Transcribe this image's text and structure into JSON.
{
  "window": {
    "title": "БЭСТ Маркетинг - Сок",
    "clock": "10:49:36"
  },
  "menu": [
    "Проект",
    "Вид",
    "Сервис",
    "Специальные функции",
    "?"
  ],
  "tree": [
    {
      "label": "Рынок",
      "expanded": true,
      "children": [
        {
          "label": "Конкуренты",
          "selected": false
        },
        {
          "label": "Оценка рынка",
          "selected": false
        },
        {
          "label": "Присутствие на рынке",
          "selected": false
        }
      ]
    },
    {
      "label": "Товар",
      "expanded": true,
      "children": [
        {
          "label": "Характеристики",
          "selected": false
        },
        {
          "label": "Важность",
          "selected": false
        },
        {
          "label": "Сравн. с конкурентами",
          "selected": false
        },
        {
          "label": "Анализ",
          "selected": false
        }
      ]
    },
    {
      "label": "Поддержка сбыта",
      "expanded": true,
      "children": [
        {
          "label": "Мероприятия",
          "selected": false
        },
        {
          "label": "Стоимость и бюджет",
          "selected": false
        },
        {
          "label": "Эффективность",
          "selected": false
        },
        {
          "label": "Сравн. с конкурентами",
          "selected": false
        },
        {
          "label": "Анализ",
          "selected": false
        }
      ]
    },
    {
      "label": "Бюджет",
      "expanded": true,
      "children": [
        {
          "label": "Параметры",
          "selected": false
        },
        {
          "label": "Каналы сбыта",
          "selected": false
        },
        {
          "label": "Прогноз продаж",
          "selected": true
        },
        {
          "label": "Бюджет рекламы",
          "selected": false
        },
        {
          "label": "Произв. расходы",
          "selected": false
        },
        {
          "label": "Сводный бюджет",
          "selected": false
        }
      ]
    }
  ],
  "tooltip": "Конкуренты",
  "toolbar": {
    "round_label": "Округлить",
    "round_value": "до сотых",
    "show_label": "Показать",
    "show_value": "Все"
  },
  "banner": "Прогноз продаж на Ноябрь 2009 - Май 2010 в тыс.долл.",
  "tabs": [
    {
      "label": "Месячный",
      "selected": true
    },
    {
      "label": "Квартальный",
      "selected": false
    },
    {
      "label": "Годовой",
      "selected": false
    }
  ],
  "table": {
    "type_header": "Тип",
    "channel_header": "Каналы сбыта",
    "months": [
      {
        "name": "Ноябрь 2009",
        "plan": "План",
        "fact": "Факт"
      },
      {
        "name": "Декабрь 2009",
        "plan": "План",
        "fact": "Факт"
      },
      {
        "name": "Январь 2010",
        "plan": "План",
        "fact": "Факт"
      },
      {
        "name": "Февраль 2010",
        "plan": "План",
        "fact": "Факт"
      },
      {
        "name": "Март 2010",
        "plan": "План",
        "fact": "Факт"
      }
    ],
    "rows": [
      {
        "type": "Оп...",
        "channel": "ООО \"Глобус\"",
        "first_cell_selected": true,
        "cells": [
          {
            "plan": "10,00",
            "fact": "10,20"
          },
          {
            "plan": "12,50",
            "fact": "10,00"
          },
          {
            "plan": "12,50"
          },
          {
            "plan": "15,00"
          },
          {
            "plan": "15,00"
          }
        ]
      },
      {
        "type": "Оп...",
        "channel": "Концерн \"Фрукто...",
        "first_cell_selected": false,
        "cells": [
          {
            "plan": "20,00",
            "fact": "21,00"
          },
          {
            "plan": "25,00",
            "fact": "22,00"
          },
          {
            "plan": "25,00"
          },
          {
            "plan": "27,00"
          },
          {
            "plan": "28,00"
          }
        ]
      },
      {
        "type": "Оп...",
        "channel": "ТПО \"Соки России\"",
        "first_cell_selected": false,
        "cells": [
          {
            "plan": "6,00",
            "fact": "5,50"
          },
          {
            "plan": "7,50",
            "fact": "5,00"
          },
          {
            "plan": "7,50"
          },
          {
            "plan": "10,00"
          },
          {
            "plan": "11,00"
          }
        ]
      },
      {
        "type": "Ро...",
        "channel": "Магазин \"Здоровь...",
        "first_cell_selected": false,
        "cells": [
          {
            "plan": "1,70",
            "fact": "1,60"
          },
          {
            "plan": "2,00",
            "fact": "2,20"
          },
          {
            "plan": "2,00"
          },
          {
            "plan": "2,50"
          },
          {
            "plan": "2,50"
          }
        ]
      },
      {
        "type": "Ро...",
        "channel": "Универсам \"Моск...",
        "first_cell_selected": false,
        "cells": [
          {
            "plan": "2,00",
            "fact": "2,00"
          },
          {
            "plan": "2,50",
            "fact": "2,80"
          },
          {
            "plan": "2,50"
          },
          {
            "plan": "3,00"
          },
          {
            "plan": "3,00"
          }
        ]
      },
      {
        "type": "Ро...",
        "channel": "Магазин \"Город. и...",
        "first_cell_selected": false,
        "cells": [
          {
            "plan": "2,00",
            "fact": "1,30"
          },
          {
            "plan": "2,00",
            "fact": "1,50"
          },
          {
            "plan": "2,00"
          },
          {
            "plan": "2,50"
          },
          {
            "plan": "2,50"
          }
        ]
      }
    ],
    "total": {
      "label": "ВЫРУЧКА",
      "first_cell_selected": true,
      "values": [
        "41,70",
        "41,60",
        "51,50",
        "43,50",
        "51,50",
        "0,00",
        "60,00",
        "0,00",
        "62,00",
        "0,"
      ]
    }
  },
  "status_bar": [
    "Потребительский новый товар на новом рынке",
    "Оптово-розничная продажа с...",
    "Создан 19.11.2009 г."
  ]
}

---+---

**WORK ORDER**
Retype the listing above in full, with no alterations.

**SOLUTION FOR THIS PROBLEM**
Transcribe this image's text and structure into JSON.
{
  "window": {
    "title": "БЭСТ Маркетинг - Сок",
    "clock": "10:49:36"
  },
  "menu": [
    "Проект",
    "Вид",
    "Сервис",
    "Специальные функции",
    "?"
  ],
  "tree": [
    {
      "label": "Рынок",
      "expanded": true,
      "children": [
        {
          "label": "Конкуренты",
          "selected": false
        },
        {
          "label": "Оценка рынка",
          "selected": false
        },
        {
          "label": "Присутствие на рынке",
          "selected": false
        }
      ]
    },
    {
      "label": "Товар",
      "expanded": true,
      "children": [
        {
          "label": "Характеристики",
          "selected": false
        },
        {
          "label": "Важность",
          "selected": false
        },
        {
          "label": "Сравн. с конкурентами",
          "selected": false
        },
        {
          "label": "Анализ",
          "selected": false
        }
      ]
    },
    {
      "label": "Поддержка сбыта",
      "expanded": true,
      "children": [
        {
          "label": "Мероприятия",
          "selected": false
        },
        {
          "label": "Стоимость и бюджет",
          "selected": false
        },
        {
          "label": "Эффективность",
          "selected": false
        },
        {
          "label": "Сравн. с конкурентами",
          "selected": false
        },
        {
          "label": "Анализ",
          "selected": false
        }
      ]
    },
    {
      "label": "Бюджет",
      "expanded": true,
      "children": [
        {
          "label": "Параметры",
          "selected": false
        },
        {
          "label": "Каналы сбыта",
          "selected": false
        },
        {
          "label": "Прогноз продаж",
          "selected": true
        },
        {
          "label": "Бюджет рекламы",
          "selected": false
        },
        {
          "label": "Произв. расходы",
          "selected": false
        },
        {
          "label": "Сводный бюджет",
          "selected": false
        }
      ]
    }
  ],
  "tooltip": "Конкуренты",
  "toolbar": {
    "round_label": "Округлить",
    "round_value": "до сотых",
    "show_label": "Показать",
    "show_value": "Все"
  },
  "banner": "Прогноз продаж на Ноябрь 2009 - Май 2010 в тыс.долл.",
  "tabs": [
    {
      "label": "Месячный",
      "selected": true
    },
    {
      "label": "Квартальный",
      "selected": false
    },
    {
      "label": "Годовой",
      "selected": false
    }
  ],
  "table": {
    "type_header": "Тип",
    "channel_header": "Каналы сбыта",
    "months": [
      {
        "name": "Ноябрь 2009",
        "plan": "План",
        "fact": "Факт"
      },
      {
        "name": "Декабрь 2009",
        "plan": "План",
        "fact": "Факт"
      },
      {
        "name": "Январь 2010",
        "plan": "План",
        "fact": "Факт"
      },
      {
        "name": "Февраль 2010",
        "plan": "План",
        "fact": "Факт"
      },
      {
        "name": "Март 2010",
        "plan": "План",
        "fact": "Факт"
      }
    ],
    "rows": [
      {
        "type": "Оп...",
        "channel": "ООО \"Глобус\"",
        "first_cell_selected": true,
        "cells": [
          {
            "plan": "10,00",
            "fact": "10,20"
          },
          {
            "plan": "12,50",
            "fact": "10,00"
          },
          {
            "plan": "12,50"
          },
          {
            "plan": "15,00"
          },
          {
            "plan": "15,00"
          }
        ]
      },
      {
        "type": "Оп...",
        "channel": "Концерн \"Фрукто...",
        "first_cell_selected": false,
        "cells": [
          {
            "plan": "20,00",
            "fact": "21,00"
          },
          {
            "plan": "25,00",
            "fact": "22,00"
          },
          {
            "plan": "25,00"
          },
          {
            "plan": "27,00"
          },
          {
            "plan": "28,00"
          }
        ]
      },
      {
        "type": "Оп...",
        "channel": "ТПО \"Соки России\"",
        "first_cell_selected": false,
        "cells": [
          {
            "plan": "6,00",
            "fact": "5,50"
          },
          {
            "plan": "7,50",
            "fact": "5,00"
          },
          {
            "plan": "7,50"
          },
          {
            "plan": "10,00"
          },
          {
            "plan": "11,00"
          }
        ]
      },
      {
        "type": "Ро...",
        "channel": "Магазин \"Здоровь...",
        "first_cell_selected": false,
        "cells": [
          {
            "plan": "1,70",
            "fact": "1,60"
          },
          {
            "plan": "2,00",
            "fact": "2,20"
          },
          {
            "plan": "2,00"
          },
          {
            "plan": "2,50"
          },
          {
            "plan": "2,50"
          }
        ]
      },
      {
        "type": "Ро...",
        "channel": "Универсам \"Моск...",
        "first_cell_selected": false,
        "cells": [
          {
            "plan": "2,00",
            "fact": "2,00"
          },
          {
            "plan": "2,50",
            "fact": "2,80"
          },
          {
            "plan": "2,50"
          },
          {
            "plan": "3,00"
          },
          {
            "plan": "3,00"
          }
        ]
      },
      {
        "type": "Ро...",
        "channel": "Магазин \"Город. и...",
        "first_cell_selected": false,
        "cells": [
          {
            "plan": "2,00",
            "fact": "1,30"
          },
          {
            "plan": "2,00",
            "fact": "1,50"
          },
          {
            "plan": "2,00"
          },
          {
            "plan": "2,50"
          },
          {
            "plan": "2,50"
          }
        ]
      }
    ],
    "total": {
      "label": "ВЫРУЧКА",
      "first_cell_selected": true,
      "values": [
        "41,70",
        "41,60",
        "51,50",
        "43,50",
        "51,50",
        "0,00",
        "60,00",
        "0,00",
        "62,00",
        "0,"
      ]
    }
  },
  "status_bar": [
    "Потребительский новый товар на новом рынке",
    "Оптово-розничная продажа с...",
    "Создан 19.11.2009 г."
  ]
}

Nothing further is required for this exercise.